  1. If you receive an offer to help you access your pension savings before age 55, for example through ‘pension loans’ and ‘free pension reviews’. It is only possible to access your pension before age 55 in rare situations, for example if you are very ill
  2. Warnings that the deal is limited, and you must act now. This is a pressure tactic, and making any financial decisions should not be done under pressure
  3. HMRC will never contact you by email, phone or text informing you of a tax refund, so simply delete or ignore any contact made this way – HMRC will only contact you via post
  4. You are discouraged from seeking professional financial advice or talking to Pension Wise or The Money and Pensions Service
  5. Sign up for Action Fraud Alert, a free service provided by the National Fraud Intelligence Bureau. The service alerts about new types of crime or those which are increasing in their severity. If you sign up, you will receive those alerts which are relevant to you. https://www.actionfraud.police.uk/sign-up-for-action-fraud-alert
  6. Contact by somebody who is not on the Financial Conduct Authority (FCA) Register. The Register is a public record of all the regulated firms and individuals in the financial services industry, including pension providers and investment companies https://register.fca.org.uk/
  7. Be very cautious around any recommendation to take a large amount of money, or your whole pension pot, in a lump sum and invest it elsewhere, for example in overseas property, forestry, car parking or storage units. And be very wary of unsolicited offers of ‘amazing investment returns’
  8. Seek professional financial advice. A regulated financial adviser will be able to explain the rules and tax implications of different options and help you make the best choices for your personal circumstances, so be very suspicious if this is discouraged
  9. There can be significant tax implications if you choose to cash in your pension in one go, so check the tax position before you make any decisions.
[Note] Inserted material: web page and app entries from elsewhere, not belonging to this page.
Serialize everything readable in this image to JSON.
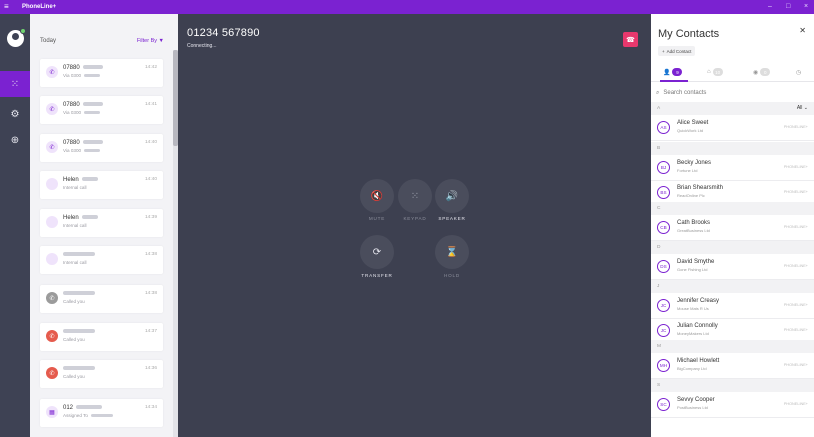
{
  "window": {
    "app_name": "PhoneLine+",
    "menu_icon": "hamburger-icon",
    "minimize": "–",
    "maximize": "□",
    "close": "×"
  },
  "rail": {
    "items": [
      {
        "icon": "dialpad-icon"
      },
      {
        "icon": "settings-icon"
      },
      {
        "icon": "globe-icon"
      }
    ]
  },
  "history": {
    "today_label": "Today",
    "filter_label": "Filter By",
    "items": [
      {
        "name": "07880",
        "sub": "Via 0300",
        "time": "14:42",
        "icon": "phone-icon",
        "style": "purple"
      },
      {
        "name": "07880",
        "sub": "Via 0300",
        "time": "14:41",
        "icon": "phone-icon",
        "style": "purple"
      },
      {
        "name": "07880",
        "sub": "Via 0300",
        "time": "14:40",
        "icon": "phone-icon",
        "style": "purple"
      },
      {
        "name": "Helen",
        "sub": "Internal call",
        "time": "14:40",
        "icon": "person-icon",
        "style": "purple"
      },
      {
        "name": "Helen",
        "sub": "Internal call",
        "time": "14:39",
        "icon": "person-icon",
        "style": "purple"
      },
      {
        "name": "",
        "sub": "Internal call",
        "time": "14:38",
        "icon": "person-icon",
        "style": "purple"
      },
      {
        "name": "",
        "sub": "Called you",
        "time": "14:38",
        "icon": "missed-call-icon",
        "style": "grey"
      },
      {
        "name": "",
        "sub": "Called you",
        "time": "14:37",
        "icon": "missed-call-icon",
        "style": "red"
      },
      {
        "name": "",
        "sub": "Called you",
        "time": "14:36",
        "icon": "missed-call-icon",
        "style": "red"
      },
      {
        "name": "012",
        "sub": "Assigned To",
        "time": "14:34",
        "icon": "assign-icon",
        "style": "purple"
      }
    ]
  },
  "call": {
    "number": "01234 567890",
    "status": "Connecting...",
    "controls": {
      "mute": "MUTE",
      "keypad": "KEYPAD",
      "speaker": "SPEAKER",
      "transfer": "TRANSFER",
      "hold": "HOLD"
    },
    "hangup_icon": "hangup-icon"
  },
  "contacts": {
    "title": "My Contacts",
    "add_label": "Add Contact",
    "tabs": [
      {
        "icon": "person-icon",
        "count": "9"
      },
      {
        "icon": "building-icon",
        "count": "10"
      },
      {
        "icon": "group-icon",
        "count": "0"
      },
      {
        "icon": "clock-icon",
        "count": ""
      }
    ],
    "search_placeholder": "Search contacts",
    "all_label": "All",
    "groups": [
      {
        "letter": "A",
        "contacts": [
          {
            "initials": "AS",
            "name": "Alice Sweet",
            "company": "QuickWork Ltd",
            "tag": "PHONELINE+"
          }
        ]
      },
      {
        "letter": "B",
        "contacts": [
          {
            "initials": "BJ",
            "name": "Becky Jones",
            "company": "Fortune Ltd",
            "tag": "PHONELINE+"
          },
          {
            "initials": "BS",
            "name": "Brian Shearsmith",
            "company": "ReadOnline Plc",
            "tag": "PHONELINE+"
          }
        ]
      },
      {
        "letter": "C",
        "contacts": [
          {
            "initials": "CB",
            "name": "Cath Brooks",
            "company": "GreatBusiness Ltd",
            "tag": "PHONELINE+"
          }
        ]
      },
      {
        "letter": "D",
        "contacts": [
          {
            "initials": "DS",
            "name": "David Smythe",
            "company": "Gone Fishing Ltd",
            "tag": "PHONELINE+"
          }
        ]
      },
      {
        "letter": "J",
        "contacts": [
          {
            "initials": "JC",
            "name": "Jennifer Creasy",
            "company": "Mouse Mats R Us",
            "tag": "PHONELINE+"
          },
          {
            "initials": "JC",
            "name": "Julian Connolly",
            "company": "MoneyMakers Ltd",
            "tag": "PHONELINE+"
          }
        ]
      },
      {
        "letter": "M",
        "contacts": [
          {
            "initials": "MH",
            "name": "Michael Howlett",
            "company": "BigCompany Ltd",
            "tag": "PHONELINE+"
          }
        ]
      },
      {
        "letter": "S",
        "contacts": [
          {
            "initials": "SC",
            "name": "Sevvy Cooper",
            "company": "PostBusiness Ltd",
            "tag": "PHONELINE+"
          }
        ]
      }
    ]
  },
  "colors": {
    "accent": "#7b22d1",
    "hangup": "#e8386d",
    "missed": "#e55b4d",
    "dark_bg": "#3d4050"
  }
}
Tax calculators are available online including: https://www.canadalife.co.uk/tools/pension-tax-calculator
  10. Check www.fca.org.uk/scamsmart for known scams and use the tools to help identify a potential scam

 

 

 

  1. Source: Research among 2000 UK adults conducted by Opinium, with fieldwork between 12th – 16th August 2022.